With Panasas, his throughput has risen from about 18MB per second to between 150MB to 190MB per second, he says, with very little management required. "It's almost as simple as managing a set of hard drives connected to a RAID adapter," he says.

Maurice Askinazi, group leader of the General Computing Environment at the Relativistic Heavy Ion Collider Computing Facility at the Brookhaven National Laboratory in Upton, N.Y., had a similar problem. Askinazi's NFS servers produce petabytes of experimental data that is deposited into a tape facility by the colliders' detectors. The data is made available to the Linux computing cluster for processing and analysis.

The 100Mbit/sec bandwidth limitation of the NFS server's network interface, along with NFS's performance limit of 25Mbit/sec per request, starved the cluster of data. Because of NFS's limitations, if many nodes queried the same NFS server at once, some of the nodes would idle while waiting for data to become available.

Askinazi has since placed about 70 terabytes of experimental data on a Panasas Activescale Storage System. There are four Gigabit Ethernet network connections on each Activescale chassis. Each chassis holds 11 blades or approximately five terabytes of storage. This in effect quadrupled bandwidth and will easily scale as more chassis are added. Using Panasas Direct Flow software, all the compute nodes have unrestricted access to the bandwidth, making it unlikely that the nodes will have to wait for data.

Unlike a Fibre Channel SAN, which requires the purchase, installation and maintenance of many complex components, "When you buy from Panasas, you buy one integrated system. You just plug it in and it's ready to go," Askinazi says.

Michael Shuey, a high-performance computing architect at Purdue University, turned to Ibrix last fall to cope with storage needs that were growing "near exponentially" as university researchers gathered more and more data for each simulation they ran.

"We were primarily concerned with provisioning the storage to our computing resources, and with ensuring reasonable utilization and bandwidth to the storage," Shuey notes. "Ibrix gives us better than 98% of the maximum observable throughput from the 23TB Fibre Channel RAID array it manages, and fits fairly well into most of our Linux administrative practices."

More mainstream?
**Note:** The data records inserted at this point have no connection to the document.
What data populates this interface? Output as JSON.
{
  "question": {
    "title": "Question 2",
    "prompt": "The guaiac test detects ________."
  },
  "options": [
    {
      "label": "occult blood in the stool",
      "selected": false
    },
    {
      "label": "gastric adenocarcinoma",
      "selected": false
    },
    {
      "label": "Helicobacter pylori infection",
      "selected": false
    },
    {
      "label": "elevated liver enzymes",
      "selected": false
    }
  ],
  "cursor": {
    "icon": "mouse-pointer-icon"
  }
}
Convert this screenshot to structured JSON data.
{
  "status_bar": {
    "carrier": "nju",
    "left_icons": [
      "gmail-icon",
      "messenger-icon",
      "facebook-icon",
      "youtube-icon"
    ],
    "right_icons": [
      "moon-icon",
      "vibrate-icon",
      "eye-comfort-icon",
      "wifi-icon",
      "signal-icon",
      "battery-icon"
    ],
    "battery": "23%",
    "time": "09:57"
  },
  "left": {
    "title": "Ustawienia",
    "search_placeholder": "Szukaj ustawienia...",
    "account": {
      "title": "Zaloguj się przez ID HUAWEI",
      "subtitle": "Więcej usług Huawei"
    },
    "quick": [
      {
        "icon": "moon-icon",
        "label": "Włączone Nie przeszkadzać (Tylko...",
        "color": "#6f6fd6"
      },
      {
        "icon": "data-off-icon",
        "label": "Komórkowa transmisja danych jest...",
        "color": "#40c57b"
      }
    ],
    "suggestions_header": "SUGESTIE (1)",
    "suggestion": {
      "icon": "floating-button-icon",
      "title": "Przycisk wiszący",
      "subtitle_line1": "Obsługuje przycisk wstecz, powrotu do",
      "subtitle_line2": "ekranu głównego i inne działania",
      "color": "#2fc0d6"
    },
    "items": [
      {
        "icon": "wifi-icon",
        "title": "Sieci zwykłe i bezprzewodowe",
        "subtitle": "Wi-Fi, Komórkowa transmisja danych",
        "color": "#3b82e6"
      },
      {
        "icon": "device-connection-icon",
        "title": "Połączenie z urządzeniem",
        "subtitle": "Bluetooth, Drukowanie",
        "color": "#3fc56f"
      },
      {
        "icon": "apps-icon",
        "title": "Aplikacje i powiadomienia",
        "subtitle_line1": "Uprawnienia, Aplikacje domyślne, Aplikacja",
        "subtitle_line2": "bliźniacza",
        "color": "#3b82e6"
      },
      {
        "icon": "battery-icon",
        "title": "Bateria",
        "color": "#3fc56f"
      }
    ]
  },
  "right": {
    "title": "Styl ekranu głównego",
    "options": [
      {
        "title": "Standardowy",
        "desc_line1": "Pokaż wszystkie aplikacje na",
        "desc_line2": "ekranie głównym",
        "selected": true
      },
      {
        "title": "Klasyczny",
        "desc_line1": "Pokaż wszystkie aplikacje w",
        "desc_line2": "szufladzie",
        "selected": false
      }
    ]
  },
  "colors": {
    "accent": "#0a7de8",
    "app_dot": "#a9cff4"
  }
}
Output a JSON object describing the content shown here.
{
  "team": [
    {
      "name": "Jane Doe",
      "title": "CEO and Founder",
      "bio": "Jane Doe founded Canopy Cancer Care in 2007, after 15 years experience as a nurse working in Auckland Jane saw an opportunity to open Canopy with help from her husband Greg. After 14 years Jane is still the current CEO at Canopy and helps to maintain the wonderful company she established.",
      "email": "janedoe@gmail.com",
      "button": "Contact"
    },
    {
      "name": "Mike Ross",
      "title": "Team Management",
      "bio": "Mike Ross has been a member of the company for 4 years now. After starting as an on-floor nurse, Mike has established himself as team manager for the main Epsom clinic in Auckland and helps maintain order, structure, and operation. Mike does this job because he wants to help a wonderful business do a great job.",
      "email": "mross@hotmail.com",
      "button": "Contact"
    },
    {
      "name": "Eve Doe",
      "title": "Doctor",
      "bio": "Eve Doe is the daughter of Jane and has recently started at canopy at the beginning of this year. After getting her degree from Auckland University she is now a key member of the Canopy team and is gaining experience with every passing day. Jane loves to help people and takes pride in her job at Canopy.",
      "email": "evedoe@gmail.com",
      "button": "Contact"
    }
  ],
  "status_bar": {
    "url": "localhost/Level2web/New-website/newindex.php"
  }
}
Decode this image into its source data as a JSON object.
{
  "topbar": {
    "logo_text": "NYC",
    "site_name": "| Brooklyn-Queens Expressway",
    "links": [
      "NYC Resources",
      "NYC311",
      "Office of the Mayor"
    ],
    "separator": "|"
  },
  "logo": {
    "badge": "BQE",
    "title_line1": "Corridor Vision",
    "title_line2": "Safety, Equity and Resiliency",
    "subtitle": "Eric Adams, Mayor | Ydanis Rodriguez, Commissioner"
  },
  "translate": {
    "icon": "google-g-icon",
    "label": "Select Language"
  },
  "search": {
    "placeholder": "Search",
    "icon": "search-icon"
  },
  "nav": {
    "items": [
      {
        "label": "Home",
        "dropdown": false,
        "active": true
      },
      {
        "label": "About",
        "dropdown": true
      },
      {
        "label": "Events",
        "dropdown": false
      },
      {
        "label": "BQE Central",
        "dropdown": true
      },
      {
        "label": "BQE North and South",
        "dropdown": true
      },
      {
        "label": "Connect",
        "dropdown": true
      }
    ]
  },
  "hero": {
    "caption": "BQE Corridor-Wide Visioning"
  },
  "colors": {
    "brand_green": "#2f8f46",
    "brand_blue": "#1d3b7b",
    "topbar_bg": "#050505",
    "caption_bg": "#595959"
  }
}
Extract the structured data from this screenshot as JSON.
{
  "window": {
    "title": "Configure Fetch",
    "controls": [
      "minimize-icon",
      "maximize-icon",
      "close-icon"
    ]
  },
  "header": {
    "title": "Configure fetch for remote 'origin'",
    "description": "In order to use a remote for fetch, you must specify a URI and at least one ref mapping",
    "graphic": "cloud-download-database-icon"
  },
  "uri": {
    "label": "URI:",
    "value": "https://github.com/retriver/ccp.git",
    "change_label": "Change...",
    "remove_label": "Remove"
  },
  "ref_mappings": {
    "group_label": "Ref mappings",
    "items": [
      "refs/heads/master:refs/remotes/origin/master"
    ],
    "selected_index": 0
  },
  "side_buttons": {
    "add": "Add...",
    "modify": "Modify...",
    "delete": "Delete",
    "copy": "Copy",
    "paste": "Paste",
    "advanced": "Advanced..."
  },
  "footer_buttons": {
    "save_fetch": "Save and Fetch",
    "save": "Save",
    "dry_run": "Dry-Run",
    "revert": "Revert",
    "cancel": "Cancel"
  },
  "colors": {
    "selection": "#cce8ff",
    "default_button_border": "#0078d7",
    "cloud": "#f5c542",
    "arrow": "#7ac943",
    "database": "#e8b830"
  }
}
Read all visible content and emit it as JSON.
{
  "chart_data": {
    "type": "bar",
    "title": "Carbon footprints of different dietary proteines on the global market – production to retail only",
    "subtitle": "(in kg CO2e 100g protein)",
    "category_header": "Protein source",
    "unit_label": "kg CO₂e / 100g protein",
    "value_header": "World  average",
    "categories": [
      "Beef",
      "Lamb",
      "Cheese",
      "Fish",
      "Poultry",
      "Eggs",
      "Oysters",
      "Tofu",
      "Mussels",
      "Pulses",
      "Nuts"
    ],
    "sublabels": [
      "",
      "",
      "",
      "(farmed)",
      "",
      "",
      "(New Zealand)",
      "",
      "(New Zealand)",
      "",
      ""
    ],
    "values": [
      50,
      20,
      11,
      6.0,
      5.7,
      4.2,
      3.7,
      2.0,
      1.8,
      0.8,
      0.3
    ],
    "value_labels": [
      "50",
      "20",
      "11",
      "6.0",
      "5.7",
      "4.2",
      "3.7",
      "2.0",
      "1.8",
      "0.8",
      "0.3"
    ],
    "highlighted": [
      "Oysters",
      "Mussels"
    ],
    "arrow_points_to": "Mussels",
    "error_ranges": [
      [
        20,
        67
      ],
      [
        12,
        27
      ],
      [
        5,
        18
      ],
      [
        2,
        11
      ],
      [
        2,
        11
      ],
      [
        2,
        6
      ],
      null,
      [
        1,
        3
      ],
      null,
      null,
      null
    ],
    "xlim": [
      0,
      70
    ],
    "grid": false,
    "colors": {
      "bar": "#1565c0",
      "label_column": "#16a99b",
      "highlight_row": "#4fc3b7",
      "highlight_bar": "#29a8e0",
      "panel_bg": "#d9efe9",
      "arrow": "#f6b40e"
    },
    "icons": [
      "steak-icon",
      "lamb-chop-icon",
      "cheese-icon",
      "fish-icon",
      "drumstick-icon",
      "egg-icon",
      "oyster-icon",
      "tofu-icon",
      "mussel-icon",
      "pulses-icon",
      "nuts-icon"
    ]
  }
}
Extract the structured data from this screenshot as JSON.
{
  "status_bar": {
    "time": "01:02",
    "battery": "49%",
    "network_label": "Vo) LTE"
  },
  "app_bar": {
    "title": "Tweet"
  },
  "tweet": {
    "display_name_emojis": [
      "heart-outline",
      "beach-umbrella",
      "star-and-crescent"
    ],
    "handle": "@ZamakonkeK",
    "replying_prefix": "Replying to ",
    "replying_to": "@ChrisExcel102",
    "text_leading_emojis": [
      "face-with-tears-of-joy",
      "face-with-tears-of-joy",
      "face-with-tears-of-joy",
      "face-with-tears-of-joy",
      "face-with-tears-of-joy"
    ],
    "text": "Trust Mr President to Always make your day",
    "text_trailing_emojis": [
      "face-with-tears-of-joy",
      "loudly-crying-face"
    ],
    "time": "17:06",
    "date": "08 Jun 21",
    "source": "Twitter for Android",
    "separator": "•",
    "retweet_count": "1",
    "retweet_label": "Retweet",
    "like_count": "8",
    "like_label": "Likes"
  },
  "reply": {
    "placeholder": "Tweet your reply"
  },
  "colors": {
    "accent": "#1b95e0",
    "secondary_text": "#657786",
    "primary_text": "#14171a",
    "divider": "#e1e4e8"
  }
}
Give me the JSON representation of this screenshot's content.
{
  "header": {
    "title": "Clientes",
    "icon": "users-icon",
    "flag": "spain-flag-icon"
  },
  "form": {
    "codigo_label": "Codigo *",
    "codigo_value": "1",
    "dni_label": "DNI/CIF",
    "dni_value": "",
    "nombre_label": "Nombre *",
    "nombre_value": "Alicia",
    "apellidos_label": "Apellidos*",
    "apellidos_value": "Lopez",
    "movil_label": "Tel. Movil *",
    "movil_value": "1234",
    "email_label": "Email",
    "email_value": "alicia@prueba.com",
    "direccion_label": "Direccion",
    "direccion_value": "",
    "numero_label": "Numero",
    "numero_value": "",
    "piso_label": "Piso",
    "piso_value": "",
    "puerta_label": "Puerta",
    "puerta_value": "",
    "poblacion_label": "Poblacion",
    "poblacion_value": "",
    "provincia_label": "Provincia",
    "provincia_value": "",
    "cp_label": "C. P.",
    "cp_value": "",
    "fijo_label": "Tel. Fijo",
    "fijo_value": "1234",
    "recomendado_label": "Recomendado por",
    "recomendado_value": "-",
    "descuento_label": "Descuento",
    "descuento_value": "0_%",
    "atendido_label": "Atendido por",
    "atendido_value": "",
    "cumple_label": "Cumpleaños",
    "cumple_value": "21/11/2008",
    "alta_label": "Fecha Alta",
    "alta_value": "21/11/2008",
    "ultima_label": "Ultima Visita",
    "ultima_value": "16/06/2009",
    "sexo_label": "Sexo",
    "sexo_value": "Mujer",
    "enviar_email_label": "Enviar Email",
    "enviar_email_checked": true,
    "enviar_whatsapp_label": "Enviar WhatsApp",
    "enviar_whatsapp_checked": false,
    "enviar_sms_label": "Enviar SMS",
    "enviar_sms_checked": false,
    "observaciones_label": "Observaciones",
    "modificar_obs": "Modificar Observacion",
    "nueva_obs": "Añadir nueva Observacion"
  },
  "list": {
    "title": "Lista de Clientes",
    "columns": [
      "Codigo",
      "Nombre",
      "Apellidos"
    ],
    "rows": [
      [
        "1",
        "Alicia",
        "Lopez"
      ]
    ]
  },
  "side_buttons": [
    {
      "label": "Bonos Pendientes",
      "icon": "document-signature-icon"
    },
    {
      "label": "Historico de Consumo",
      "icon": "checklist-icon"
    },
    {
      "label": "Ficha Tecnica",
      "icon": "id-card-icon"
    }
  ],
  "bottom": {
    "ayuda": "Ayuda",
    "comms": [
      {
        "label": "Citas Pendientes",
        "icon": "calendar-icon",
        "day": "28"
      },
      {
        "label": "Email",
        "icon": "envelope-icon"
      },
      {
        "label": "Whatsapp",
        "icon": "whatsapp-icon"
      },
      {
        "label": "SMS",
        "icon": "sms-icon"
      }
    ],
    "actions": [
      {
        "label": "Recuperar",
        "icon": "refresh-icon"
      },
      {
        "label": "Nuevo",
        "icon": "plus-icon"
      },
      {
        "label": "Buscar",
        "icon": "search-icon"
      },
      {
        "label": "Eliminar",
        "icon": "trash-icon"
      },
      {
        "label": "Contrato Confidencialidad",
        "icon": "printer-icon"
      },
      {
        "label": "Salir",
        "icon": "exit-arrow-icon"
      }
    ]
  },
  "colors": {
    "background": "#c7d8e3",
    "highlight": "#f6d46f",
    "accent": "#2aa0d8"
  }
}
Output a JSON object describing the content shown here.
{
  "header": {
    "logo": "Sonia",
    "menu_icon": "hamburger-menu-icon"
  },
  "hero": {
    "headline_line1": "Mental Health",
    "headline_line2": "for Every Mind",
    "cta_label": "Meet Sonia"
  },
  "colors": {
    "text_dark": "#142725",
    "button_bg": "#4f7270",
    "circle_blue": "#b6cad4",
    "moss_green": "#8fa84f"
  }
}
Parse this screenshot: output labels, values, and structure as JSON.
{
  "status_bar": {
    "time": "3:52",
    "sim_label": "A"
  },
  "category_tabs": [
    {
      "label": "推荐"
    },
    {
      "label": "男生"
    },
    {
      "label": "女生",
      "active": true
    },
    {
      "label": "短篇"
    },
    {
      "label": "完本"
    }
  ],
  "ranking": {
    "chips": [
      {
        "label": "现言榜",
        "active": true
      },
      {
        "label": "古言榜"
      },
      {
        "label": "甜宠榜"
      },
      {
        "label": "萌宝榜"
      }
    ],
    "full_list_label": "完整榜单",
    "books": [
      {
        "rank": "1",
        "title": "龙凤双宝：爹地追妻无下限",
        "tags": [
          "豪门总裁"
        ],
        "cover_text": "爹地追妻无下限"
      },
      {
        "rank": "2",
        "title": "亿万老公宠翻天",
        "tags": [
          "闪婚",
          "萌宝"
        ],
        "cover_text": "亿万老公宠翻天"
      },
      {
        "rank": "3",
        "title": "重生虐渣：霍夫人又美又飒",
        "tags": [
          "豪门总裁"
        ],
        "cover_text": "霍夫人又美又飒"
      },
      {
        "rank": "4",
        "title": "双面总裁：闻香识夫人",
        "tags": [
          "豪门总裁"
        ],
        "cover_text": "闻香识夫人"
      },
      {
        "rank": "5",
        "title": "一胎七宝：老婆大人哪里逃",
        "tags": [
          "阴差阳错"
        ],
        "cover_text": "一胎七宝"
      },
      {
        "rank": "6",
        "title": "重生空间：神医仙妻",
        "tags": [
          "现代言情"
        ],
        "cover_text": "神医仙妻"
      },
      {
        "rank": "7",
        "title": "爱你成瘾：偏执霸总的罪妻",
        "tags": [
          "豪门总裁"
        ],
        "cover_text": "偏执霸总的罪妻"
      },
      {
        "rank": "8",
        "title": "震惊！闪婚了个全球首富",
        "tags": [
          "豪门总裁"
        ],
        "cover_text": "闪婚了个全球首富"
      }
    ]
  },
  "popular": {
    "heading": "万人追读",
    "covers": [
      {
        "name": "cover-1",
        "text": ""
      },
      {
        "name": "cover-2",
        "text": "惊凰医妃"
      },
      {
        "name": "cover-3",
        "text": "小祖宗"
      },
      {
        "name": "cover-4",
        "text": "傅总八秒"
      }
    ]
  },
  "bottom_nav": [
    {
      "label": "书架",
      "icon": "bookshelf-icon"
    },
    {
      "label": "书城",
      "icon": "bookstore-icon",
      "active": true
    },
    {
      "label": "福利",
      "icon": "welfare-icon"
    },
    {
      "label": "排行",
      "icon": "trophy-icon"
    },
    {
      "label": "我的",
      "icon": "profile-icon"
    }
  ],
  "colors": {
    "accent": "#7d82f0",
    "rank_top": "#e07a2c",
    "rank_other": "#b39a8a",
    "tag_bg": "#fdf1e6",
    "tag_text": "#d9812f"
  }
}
Such clusters are increasingly making their way into commercial settings, comments Freund. As the power of low-cost commodity hardware (such as clusters of Intel-based Linux servers) grows, he says, a bank scanning millions of credit card transactions to sniff out fraud may run very similar equations as the folks doing seismic analysis for an oil company — a typical technical computing application.

Employing clustering for more everyday database applications requires a detailed analysis of how the applications call the database and how well the database supports clustering. Storage clusters based on Linux (rather than a proprietary operating system) may be best for customers with the needs and technical skills to customize how Linux runs on their clusters.

Because clustering is still a young technology, and because there's a lack of standard benchmarks for comparing products, Freund recommends hiring an expert to analyze a customer's current and future database workloads, as well as its storage and server infrastructure.

In his words, "You want to take it for a test drive because its performance could be dramatically different than the vendor's claims based on what kind of I/O load your configuration presents."

Robert L. Scheier is a freelance writer based in Boylston, Mass.

Copyright © 2005 IDG Communications, Inc.

7 inconvenient truths about the hybrid work trend
 
Shop Tech Products at Amazon